Well, our brewmaster at the time went to a seminar where they talked about this new technology to capture your CO₂. The big guys, the big brewers – Miller, Coors – had these units, because on their scale it was a no-brainer to recapture CO₂. But on the smaller scale, they just didn’t have units for breweries of our size. But this new company called Earthly Labs was just starting to make these units where you could recapture your CO₂ on our scale and convert it. The other thing is that it’s all-natural CO₂, which is not the same as buying commercial CO₂, which is not food-grade and has some impurities. You can actually taste the difference between that and an all-natural CO₂. 

So you have your own loop.

We have our own loop. We create it and use it. And we put it on our packaging: “solar-powered brewery” and “all-natural CO₂.” I think we spent $90,000 on this unit. We were definitely on the bleeding edge – we spent a handful of months working with the company to work out some of the kinks at the beginning. And I’ve done quite a few talks on it to different brewery organizations to try and encourage other people to do it.

I love that term, the “bleeding edge.”

Somebody has to jump in. And I think when you lose a child, it’s like everything else is in a totally different perspective. Life is completely different than it was, and so doing things just to better the world, the planet, just totally makes sense.

Sometimes it’s just saying, “No, no, no, let’s think how to do that better.” So some of the small things that we do, we talk to our food trucks, and if they have styrofoam containers, we bring them reusable plastic baskets of ours with paper liners. We recycle our grain bags. We recycle our stretch wrap. We have a native plants garden. When we learned that the county was not recycling bottles anymore, we moved to cans.

What kind of advice do you give to other brewers, or other people generally, who are interested in trying to implement these more sustainable solutions?

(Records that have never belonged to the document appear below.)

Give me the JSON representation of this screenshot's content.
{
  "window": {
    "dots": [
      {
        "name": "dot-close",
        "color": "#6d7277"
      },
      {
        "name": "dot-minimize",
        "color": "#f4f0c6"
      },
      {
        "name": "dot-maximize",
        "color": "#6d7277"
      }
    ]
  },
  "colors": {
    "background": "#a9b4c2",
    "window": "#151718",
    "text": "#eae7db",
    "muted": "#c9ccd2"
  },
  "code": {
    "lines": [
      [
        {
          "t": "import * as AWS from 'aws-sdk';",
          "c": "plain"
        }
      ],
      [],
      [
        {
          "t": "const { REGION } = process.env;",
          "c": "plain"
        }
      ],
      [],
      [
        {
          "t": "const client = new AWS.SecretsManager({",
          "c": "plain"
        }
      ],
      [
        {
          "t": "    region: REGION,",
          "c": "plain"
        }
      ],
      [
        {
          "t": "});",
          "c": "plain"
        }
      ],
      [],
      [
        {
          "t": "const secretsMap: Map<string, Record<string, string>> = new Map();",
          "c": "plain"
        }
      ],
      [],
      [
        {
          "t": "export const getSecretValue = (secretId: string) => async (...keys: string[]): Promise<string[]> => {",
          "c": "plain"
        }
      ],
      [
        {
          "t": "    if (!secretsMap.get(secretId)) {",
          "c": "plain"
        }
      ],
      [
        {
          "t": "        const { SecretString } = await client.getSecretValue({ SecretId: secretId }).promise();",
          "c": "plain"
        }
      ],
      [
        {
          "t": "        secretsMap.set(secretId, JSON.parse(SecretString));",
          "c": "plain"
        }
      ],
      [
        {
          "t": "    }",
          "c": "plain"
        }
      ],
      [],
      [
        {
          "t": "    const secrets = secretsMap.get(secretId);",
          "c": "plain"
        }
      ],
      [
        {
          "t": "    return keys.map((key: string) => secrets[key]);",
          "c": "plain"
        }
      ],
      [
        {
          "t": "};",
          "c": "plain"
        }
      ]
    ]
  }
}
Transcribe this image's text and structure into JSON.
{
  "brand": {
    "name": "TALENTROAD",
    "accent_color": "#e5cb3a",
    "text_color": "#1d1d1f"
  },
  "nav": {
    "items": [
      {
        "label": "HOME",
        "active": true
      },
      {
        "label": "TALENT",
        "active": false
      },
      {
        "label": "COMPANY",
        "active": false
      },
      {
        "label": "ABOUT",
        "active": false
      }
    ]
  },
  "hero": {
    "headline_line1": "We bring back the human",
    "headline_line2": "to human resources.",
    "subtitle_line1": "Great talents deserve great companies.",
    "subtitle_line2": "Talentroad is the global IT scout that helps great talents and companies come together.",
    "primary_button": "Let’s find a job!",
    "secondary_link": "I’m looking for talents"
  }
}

Basically it’s just giving them the information. What did it cost? What is the return? How are we able to show it? What response do we get from people based on that? To be honest, it’s not as much of a response as I would want. We are in a very conservative county here. I think if we were somewhere else, people would be more like, “Oh, awesome. You’re an environmental brewery.” But honestly, both sides out here, they care about nature, the planet, the land. So my mission here is to show the environmental things that we do, and communicate in a positive way what it is to care for the planet in little ways and big ways. We do events to promote the environment in a non-threatening way, where everybody is comfortable. Because I feel like that’s the way we’re going to influence people: if they feel good about coming here and then feel good about what we’re doing and don’t feel that we are looking
down on them.

Thinking about the inspiration that Finley’s been for you, what message do you try to take forward?

Remembering to be uplifting and positive and to do every single little thing that I can think of. A lot of it’s just learning to do the best you can. It’s really about living, loving, enjoying life, and making the planet better at the same time. That’s been our mission. Enriching lives and living sustainably at the same time. It can’t just all be about living sustainably. Life has to be joyful.

Terra Alpha